Information supplied.
◇ ◇ ◇ ◇
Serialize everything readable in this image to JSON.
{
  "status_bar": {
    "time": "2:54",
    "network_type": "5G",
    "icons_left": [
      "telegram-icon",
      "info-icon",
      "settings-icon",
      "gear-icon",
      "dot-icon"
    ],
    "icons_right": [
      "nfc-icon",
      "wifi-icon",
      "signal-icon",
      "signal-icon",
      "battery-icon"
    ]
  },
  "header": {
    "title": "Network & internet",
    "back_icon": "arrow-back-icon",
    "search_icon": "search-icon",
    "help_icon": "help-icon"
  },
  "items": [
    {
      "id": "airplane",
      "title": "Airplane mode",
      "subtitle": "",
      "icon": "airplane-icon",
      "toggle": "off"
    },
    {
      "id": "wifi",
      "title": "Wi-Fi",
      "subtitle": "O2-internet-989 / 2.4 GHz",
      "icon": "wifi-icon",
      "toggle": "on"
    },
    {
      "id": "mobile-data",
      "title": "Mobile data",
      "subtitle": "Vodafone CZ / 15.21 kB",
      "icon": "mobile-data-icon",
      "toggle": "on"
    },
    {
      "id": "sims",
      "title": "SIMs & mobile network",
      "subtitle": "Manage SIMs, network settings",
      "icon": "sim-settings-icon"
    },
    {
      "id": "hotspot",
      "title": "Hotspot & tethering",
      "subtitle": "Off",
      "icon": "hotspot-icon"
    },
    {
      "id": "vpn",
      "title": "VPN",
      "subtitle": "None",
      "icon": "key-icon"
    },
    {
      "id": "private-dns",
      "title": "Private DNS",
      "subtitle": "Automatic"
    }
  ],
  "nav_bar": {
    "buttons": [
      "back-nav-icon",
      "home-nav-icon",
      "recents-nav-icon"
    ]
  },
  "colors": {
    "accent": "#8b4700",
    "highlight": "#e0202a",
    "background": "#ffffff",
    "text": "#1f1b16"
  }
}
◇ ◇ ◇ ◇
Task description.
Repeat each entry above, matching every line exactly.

Response box.
Serialize everything readable in this image to JSON.
{
  "status_bar": {
    "time": "2:54",
    "network_type": "5G",
    "icons_left": [
      "telegram-icon",
      "info-icon",
      "settings-icon",
      "gear-icon",
      "dot-icon"
    ],
    "icons_right": [
      "nfc-icon",
      "wifi-icon",
      "signal-icon",
      "signal-icon",
      "battery-icon"
    ]
  },
  "header": {
    "title": "Network & internet",
    "back_icon": "arrow-back-icon",
    "search_icon": "search-icon",
    "help_icon": "help-icon"
  },
  "items": [
    {
      "id": "airplane",
      "title": "Airplane mode",
      "subtitle": "",
      "icon": "airplane-icon",
      "toggle": "off"
    },
    {
      "id": "wifi",
      "title": "Wi-Fi",
      "subtitle": "O2-internet-989 / 2.4 GHz",
      "icon": "wifi-icon",
      "toggle": "on"
    },
    {
      "id": "mobile-data",
      "title": "Mobile data",
      "subtitle": "Vodafone CZ / 15.21 kB",
      "icon": "mobile-data-icon",
      "toggle": "on"
    },
    {
      "id": "sims",
      "title": "SIMs & mobile network",
      "subtitle": "Manage SIMs, network settings",
      "icon": "sim-settings-icon"
    },
    {
      "id": "hotspot",
      "title": "Hotspot & tethering",
      "subtitle": "Off",
      "icon": "hotspot-icon"
    },
    {
      "id": "vpn",
      "title": "VPN",
      "subtitle": "None",
      "icon": "key-icon"
    },
    {
      "id": "private-dns",
      "title": "Private DNS",
      "subtitle": "Automatic"
    }
  ],
  "nav_bar": {
    "buttons": [
      "back-nav-icon",
      "home-nav-icon",
      "recents-nav-icon"
    ]
  },
  "colors": {
    "accent": "#8b4700",
    "highlight": "#e0202a",
    "background": "#ffffff",
    "text": "#1f1b16"
  }
}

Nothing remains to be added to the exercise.